Even so, the two IPOs, on one level, also suggest that institutional investors and activists may have achieved a modicum of success in their efforts to shift votes back to their side. Neither are as aggressive as the March IPO of Snap Inc. (SNAP - Get Report) , the developer of the popular disappearing messaging app Snapchat, which issued only non-voting shares, a move that stunned the big investor community, some of which have begun calling it "junk equity."
Bertsch acknowledges that, unlike Snap, both Altice USA and Blue Apron will issue proxy statements, allowing shareholders a chance to have a non-binding vote on executive compensation and to submit non-binding shareholder proposals for consideration at annual meetings. Investors can still launch "vote no" campaigns against incumbent directors in uncontested elections to embarrass companies into making changes.
"The difference is that Snap doesn't have to publish a proxy statement and they don't have to have a say on pay," Bertsch said.
Why no more Snap IPOs? The answer may lie with efforts underway at the major indices. Big index funds, exchange-traded funds, and public pension funds have been forced to buy shares in companies with diminished voting power because they invest passively following major indices, such as the Russell 3000.

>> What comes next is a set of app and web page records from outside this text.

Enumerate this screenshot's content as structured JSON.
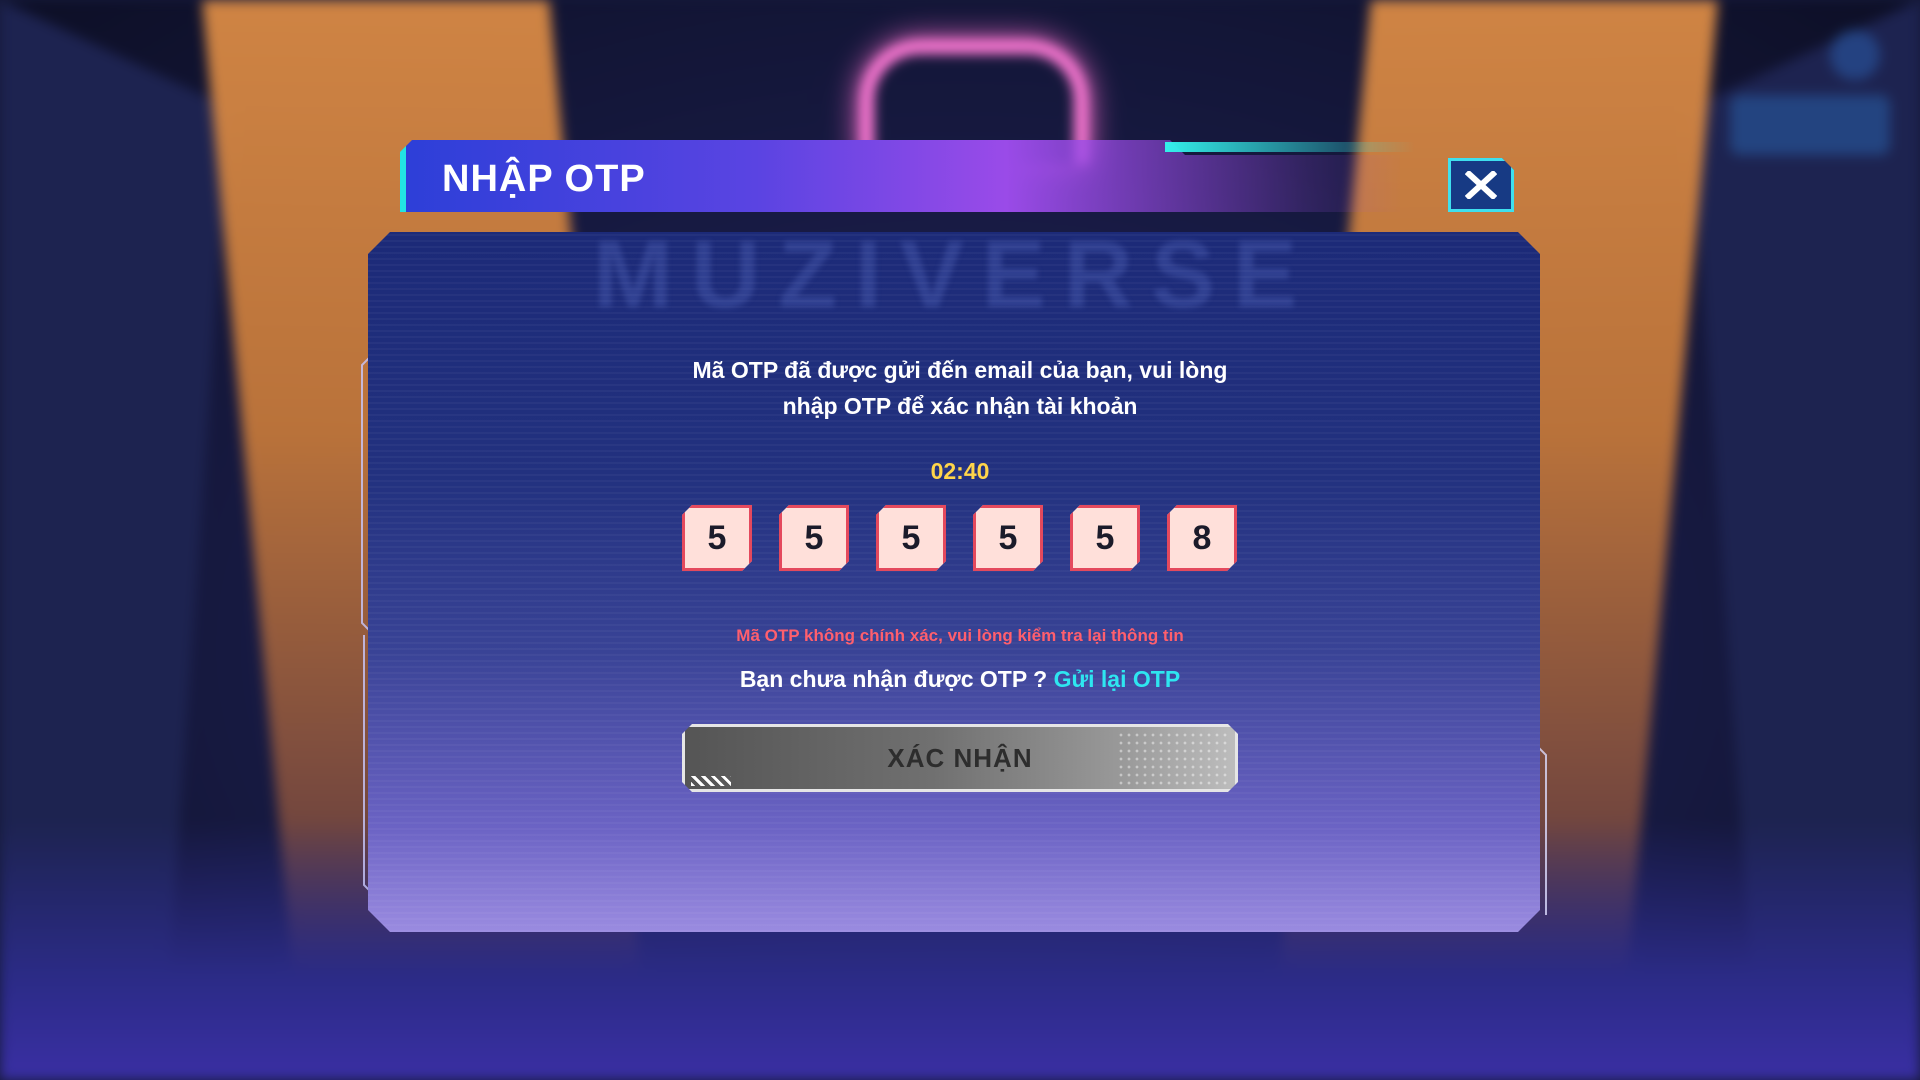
{
  "background": {
    "brand_ghost": "MUZIVERSE"
  },
  "modal": {
    "title": "NHẬP OTP",
    "close_icon": "close-icon",
    "message_line1": "Mã OTP đã được gửi đến email của bạn, vui lòng",
    "message_line2": "nhập OTP để xác nhận tài khoản",
    "timer": "02:40",
    "otp_digits": [
      "5",
      "5",
      "5",
      "5",
      "5",
      "8"
    ],
    "error_text": "Mã OTP không chính xác, vui lòng kiểm tra lại thông tin",
    "resend_prompt": "Bạn chưa nhận được OTP ? ",
    "resend_link": "Gửi lại OTP",
    "confirm_label": "XÁC NHẬN"
  },
  "colors": {
    "accent_cyan": "#22e3e3",
    "timer_yellow": "#ffd54a",
    "error_red": "#ff5f6d",
    "otp_border": "#e4495d",
    "otp_fill": "#ffe0da",
    "link_cyan": "#2ee6f0"
  }
}
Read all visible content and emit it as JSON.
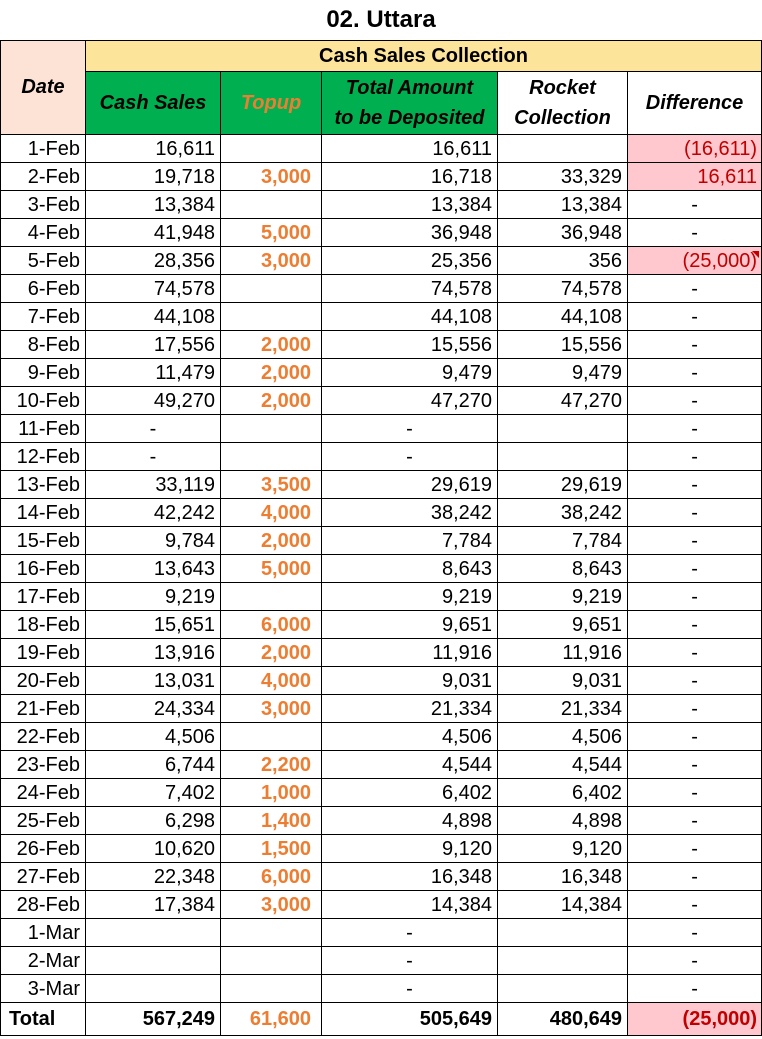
{
  "title": "02. Uttara",
  "headers": {
    "date": "Date",
    "group": "Cash Sales Collection",
    "cash_sales": "Cash Sales",
    "topup": "Topup",
    "total_line1": "Total Amount",
    "total_line2": "to be Deposited",
    "rocket_line1": "Rocket",
    "rocket_line2": "Collection",
    "difference": "Difference"
  },
  "rows": [
    {
      "date": "1-Feb",
      "cash": "16,611",
      "topup": "",
      "total": "16,611",
      "rocket": "",
      "diff": "(16,611)",
      "highlight": true
    },
    {
      "date": "2-Feb",
      "cash": "19,718",
      "topup": "3,000",
      "total": "16,718",
      "rocket": "33,329",
      "diff": "16,611",
      "highlight": true
    },
    {
      "date": "3-Feb",
      "cash": "13,384",
      "topup": "",
      "total": "13,384",
      "rocket": "13,384",
      "diff": "-",
      "highlight": false
    },
    {
      "date": "4-Feb",
      "cash": "41,948",
      "topup": "5,000",
      "total": "36,948",
      "rocket": "36,948",
      "diff": "-",
      "highlight": false
    },
    {
      "date": "5-Feb",
      "cash": "28,356",
      "topup": "3,000",
      "total": "25,356",
      "rocket": "356",
      "diff": "(25,000)",
      "highlight": true
    },
    {
      "date": "6-Feb",
      "cash": "74,578",
      "topup": "",
      "total": "74,578",
      "rocket": "74,578",
      "diff": "-",
      "highlight": false
    },
    {
      "date": "7-Feb",
      "cash": "44,108",
      "topup": "",
      "total": "44,108",
      "rocket": "44,108",
      "diff": "-",
      "highlight": false
    },
    {
      "date": "8-Feb",
      "cash": "17,556",
      "topup": "2,000",
      "total": "15,556",
      "rocket": "15,556",
      "diff": "-",
      "highlight": false
    },
    {
      "date": "9-Feb",
      "cash": "11,479",
      "topup": "2,000",
      "total": "9,479",
      "rocket": "9,479",
      "diff": "-",
      "highlight": false
    },
    {
      "date": "10-Feb",
      "cash": "49,270",
      "topup": "2,000",
      "total": "47,270",
      "rocket": "47,270",
      "diff": "-",
      "highlight": false
    },
    {
      "date": "11-Feb",
      "cash": "-",
      "topup": "",
      "total": "-",
      "rocket": "",
      "diff": "-",
      "highlight": false
    },
    {
      "date": "12-Feb",
      "cash": "-",
      "topup": "",
      "total": "-",
      "rocket": "",
      "diff": "-",
      "highlight": false
    },
    {
      "date": "13-Feb",
      "cash": "33,119",
      "topup": "3,500",
      "total": "29,619",
      "rocket": "29,619",
      "diff": "-",
      "highlight": false
    },
    {
      "date": "14-Feb",
      "cash": "42,242",
      "topup": "4,000",
      "total": "38,242",
      "rocket": "38,242",
      "diff": "-",
      "highlight": false
    },
    {
      "date": "15-Feb",
      "cash": "9,784",
      "topup": "2,000",
      "total": "7,784",
      "rocket": "7,784",
      "diff": "-",
      "highlight": false
    },
    {
      "date": "16-Feb",
      "cash": "13,643",
      "topup": "5,000",
      "total": "8,643",
      "rocket": "8,643",
      "diff": "-",
      "highlight": false
    },
    {
      "date": "17-Feb",
      "cash": "9,219",
      "topup": "",
      "total": "9,219",
      "rocket": "9,219",
      "diff": "-",
      "highlight": false
    },
    {
      "date": "18-Feb",
      "cash": "15,651",
      "topup": "6,000",
      "total": "9,651",
      "rocket": "9,651",
      "diff": "-",
      "highlight": false
    },
    {
      "date": "19-Feb",
      "cash": "13,916",
      "topup": "2,000",
      "total": "11,916",
      "rocket": "11,916",
      "diff": "-",
      "highlight": false
    },
    {
      "date": "20-Feb",
      "cash": "13,031",
      "topup": "4,000",
      "total": "9,031",
      "rocket": "9,031",
      "diff": "-",
      "highlight": false
    },
    {
      "date": "21-Feb",
      "cash": "24,334",
      "topup": "3,000",
      "total": "21,334",
      "rocket": "21,334",
      "diff": "-",
      "highlight": false
    },
    {
      "date": "22-Feb",
      "cash": "4,506",
      "topup": "",
      "total": "4,506",
      "rocket": "4,506",
      "diff": "-",
      "highlight": false
    },
    {
      "date": "23-Feb",
      "cash": "6,744",
      "topup": "2,200",
      "total": "4,544",
      "rocket": "4,544",
      "diff": "-",
      "highlight": false
    },
    {
      "date": "24-Feb",
      "cash": "7,402",
      "topup": "1,000",
      "total": "6,402",
      "rocket": "6,402",
      "diff": "-",
      "highlight": false
    },
    {
      "date": "25-Feb",
      "cash": "6,298",
      "topup": "1,400",
      "total": "4,898",
      "rocket": "4,898",
      "diff": "-",
      "highlight": false
    },
    {
      "date": "26-Feb",
      "cash": "10,620",
      "topup": "1,500",
      "total": "9,120",
      "rocket": "9,120",
      "diff": "-",
      "highlight": false
    },
    {
      "date": "27-Feb",
      "cash": "22,348",
      "topup": "6,000",
      "total": "16,348",
      "rocket": "16,348",
      "diff": "-",
      "highlight": false
    },
    {
      "date": "28-Feb",
      "cash": "17,384",
      "topup": "3,000",
      "total": "14,384",
      "rocket": "14,384",
      "diff": "-",
      "highlight": false
    },
    {
      "date": "1-Mar",
      "cash": "",
      "topup": "",
      "total": "-",
      "rocket": "",
      "diff": "-",
      "highlight": false
    },
    {
      "date": "2-Mar",
      "cash": "",
      "topup": "",
      "total": "-",
      "rocket": "",
      "diff": "-",
      "highlight": false
    },
    {
      "date": "3-Mar",
      "cash": "",
      "topup": "",
      "total": "-",
      "rocket": "",
      "diff": "-",
      "highlight": false
    }
  ],
  "totals": {
    "label": "Total",
    "cash": "567,249",
    "topup": "61,600",
    "total": "505,649",
    "rocket": "480,649",
    "diff": "(25,000)"
  },
  "colors": {
    "header_green": "#00b050",
    "header_yellow": "#fde49b",
    "date_header": "#fde3d5",
    "topup_text": "#ed7d31",
    "negative_fill": "#ffc7ce",
    "negative_text": "#c00000"
  }
}
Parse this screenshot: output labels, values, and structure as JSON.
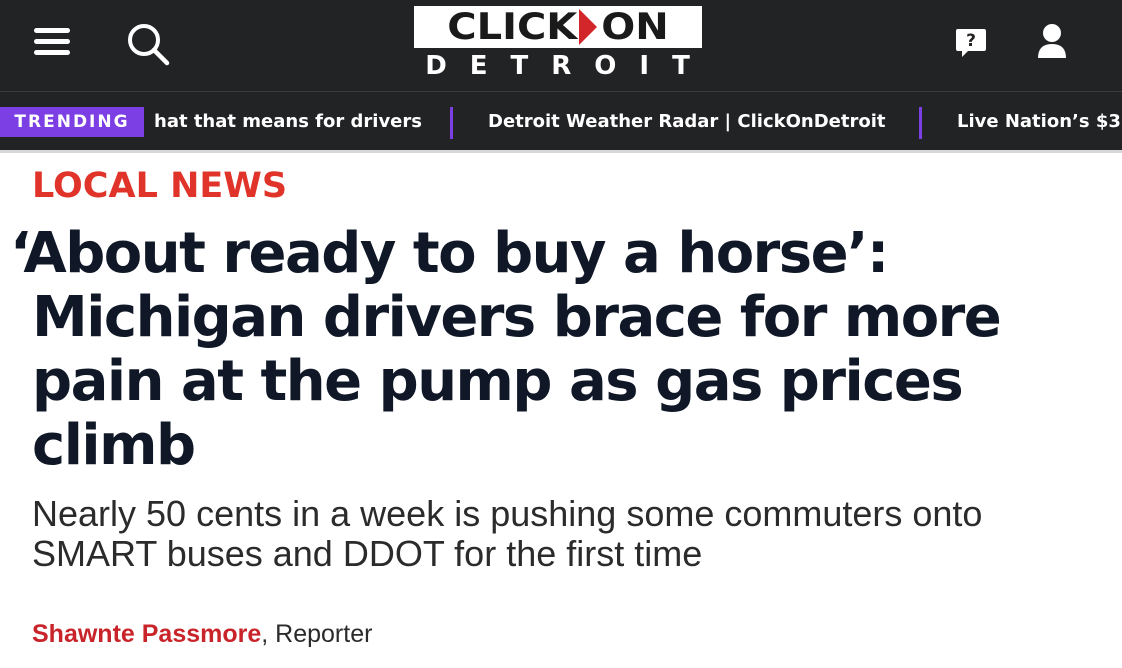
{
  "header": {
    "logo": {
      "top": "CLICK",
      "top2": "ON",
      "bottom": "DETROIT"
    },
    "icons": [
      "menu-icon",
      "search-icon",
      "help-icon",
      "user-icon"
    ],
    "background": "#222325"
  },
  "trending": {
    "label": "TRENDING",
    "items": [
      "hat that means for drivers",
      "Detroit Weather Radar | ClickOnDetroit",
      "Live Nation’s $3"
    ],
    "accent": "#7b3fe4"
  },
  "article": {
    "section": "LOCAL NEWS",
    "headline_line1": "‘About ready to buy a horse’:",
    "headline_line2": "Michigan drivers brace for more",
    "headline_line3": "pain at the pump as gas prices",
    "headline_line4": "climb",
    "subhead_line1": "Nearly 50 cents in a week is pushing some commuters onto",
    "subhead_line2": "SMART buses and DDOT for the first time",
    "author": "Shawnte Passmore",
    "role": ", Reporter",
    "section_color": "#e0342b",
    "author_color": "#c8242a"
  }
}
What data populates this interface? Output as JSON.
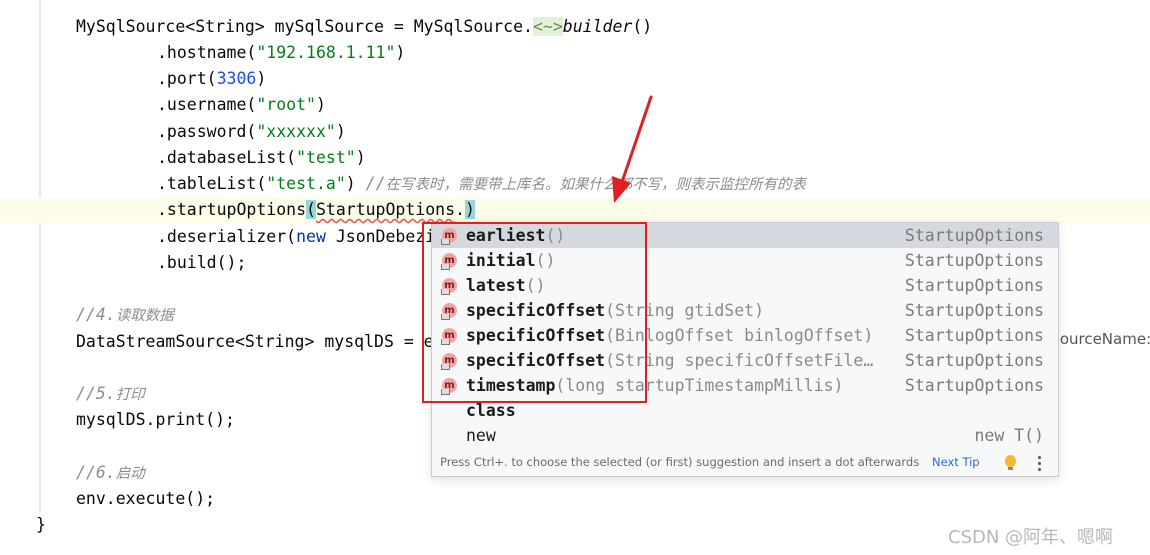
{
  "code": {
    "l1": {
      "t1": "MySqlSource<String> mySqlSource = MySqlSource.",
      "diamond": "<~>",
      "builder": "builder",
      "t2": "()"
    },
    "l2": {
      "a": ".hostname(",
      "s": "\"192.168.1.11\"",
      "b": ")"
    },
    "l3": {
      "a": ".port(",
      "n": "3306",
      "b": ")"
    },
    "l4": {
      "a": ".username(",
      "s": "\"root\"",
      "b": ")"
    },
    "l5": {
      "a": ".password(",
      "s": "\"xxxxxx\"",
      "b": ")"
    },
    "l6": {
      "a": ".databaseList(",
      "s": "\"test\"",
      "b": ")"
    },
    "l7": {
      "a": ".tableList(",
      "s": "\"test.a\"",
      "b": ") ",
      "c1": "//",
      "c2": "在写表时，需要带上库名。如果什么都不写，则表示监控所有的表"
    },
    "l8": {
      "a": ".startupOptions",
      "p": "(",
      "w": "StartupOptions",
      "b": ".",
      "q": ")"
    },
    "l9": {
      "a": ".deserializer(",
      "kw": "new",
      "b": " JsonDebezi"
    },
    "l10": {
      "a": ".build();"
    },
    "l11": {
      "c1": "//4.",
      "c2": "读取数据"
    },
    "l12": {
      "a": "DataStreamSource<String> mysqlDS = e"
    },
    "l13": {
      "c1": "//5.",
      "c2": "打印"
    },
    "l14": {
      "a": "mysqlDS.print();"
    },
    "l15": {
      "c1": "//6.",
      "c2": "启动"
    },
    "l16": {
      "a": "env.execute();"
    },
    "l17": {
      "a": "}"
    }
  },
  "overflow_text": "sourceName:",
  "popup": {
    "items": [
      {
        "icon": "m",
        "name": "earliest",
        "params": "()",
        "type": "StartupOptions"
      },
      {
        "icon": "m",
        "name": "initial",
        "params": "()",
        "type": "StartupOptions"
      },
      {
        "icon": "m",
        "name": "latest",
        "params": "()",
        "type": "StartupOptions"
      },
      {
        "icon": "m",
        "name": "specificOffset",
        "params": "(String gtidSet)",
        "type": "StartupOptions"
      },
      {
        "icon": "m",
        "name": "specificOffset",
        "params": "(BinlogOffset binlogOffset)",
        "type": "StartupOptions"
      },
      {
        "icon": "m",
        "name": "specificOffset",
        "params": "(String specificOffsetFile…",
        "type": "StartupOptions"
      },
      {
        "icon": "m",
        "name": "timestamp",
        "params": "(long startupTimestampMillis)",
        "type": "StartupOptions"
      },
      {
        "icon": "",
        "name": "class",
        "params": "",
        "type": ""
      },
      {
        "icon": "",
        "name": "new",
        "params": "",
        "type": "new T()"
      }
    ],
    "footer_text": "Press Ctrl+. to choose the selected (or first) suggestion and insert a dot afterwards",
    "footer_link": "Next Tip"
  },
  "watermark": "CSDN @阿年、嗯啊",
  "colors": {
    "highlight_box": "#e01f1f",
    "arrow": "#e01f1f",
    "string": "#067d17",
    "number": "#1750eb",
    "keyword": "#0033b3",
    "comment": "#8c8c8c"
  }
}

They haven't been happy with the situation. However, Snap's IPO may change everything, well at least for Snap. The FTSE Russell, which is owned by the London Stock Exchange, has at least for now temporarily excluded Snap from the Russell 3000 as it reviews whether changes should be made to the characteristics of companies that are permitted to participate in its indices. The index firm, which expects to reach a decision in July, has issued a proposal that would require at least 5%, 10% or 25% of the votes be in the public sphere. If passed, Snap would not be included.
Also, the S&P Dow Jones Indices, which produces the S&P 500 index, recently issued a series of questions to investors on the issue of non-voting shares, including one that asked whether a company listing shares with no voting rights should be eligible for an index. The deadline for comments is June 30, but the questions suggest to some that the S&P appears to be moving in the direction of excluding a company from their indices if they only issue non-voting shares. Again, no Snap.
That may be a big reason why other companies aren't following in Snap's footsteps. And we may not see much in the way of existing publicly traded companies issuing non-voting shares after a recent litigation win on the subject for the California Public Employees' Retirement System. IAC Interactive (IAC) on June 21 changed its mind and decided that it would no longer be pursuing a plan to set up a new class of non-voting stock in a move that comes after CalPERS filed a suit against IAC and its controlling shareholder, Barry Diller, in Delaware Chancery Court to block the effort.
The success will likely discourage companies that are already public from issuing a third non-voting share class, but it won't have much of an impact on companies that set up before their public offering with such an approach. Also, a lawsuit is still pending at Facebook over its move to authorize a non-voting share class.
"IAC was changing the rules in the middle of the game," Bertsch said.
For now, companies may not add a non-voting share class well after they are public. However, expect companies to follow the model laid out in the Altice and Blue Apron IPOs to be the public offering model going forward -- unless institutions step up their fight.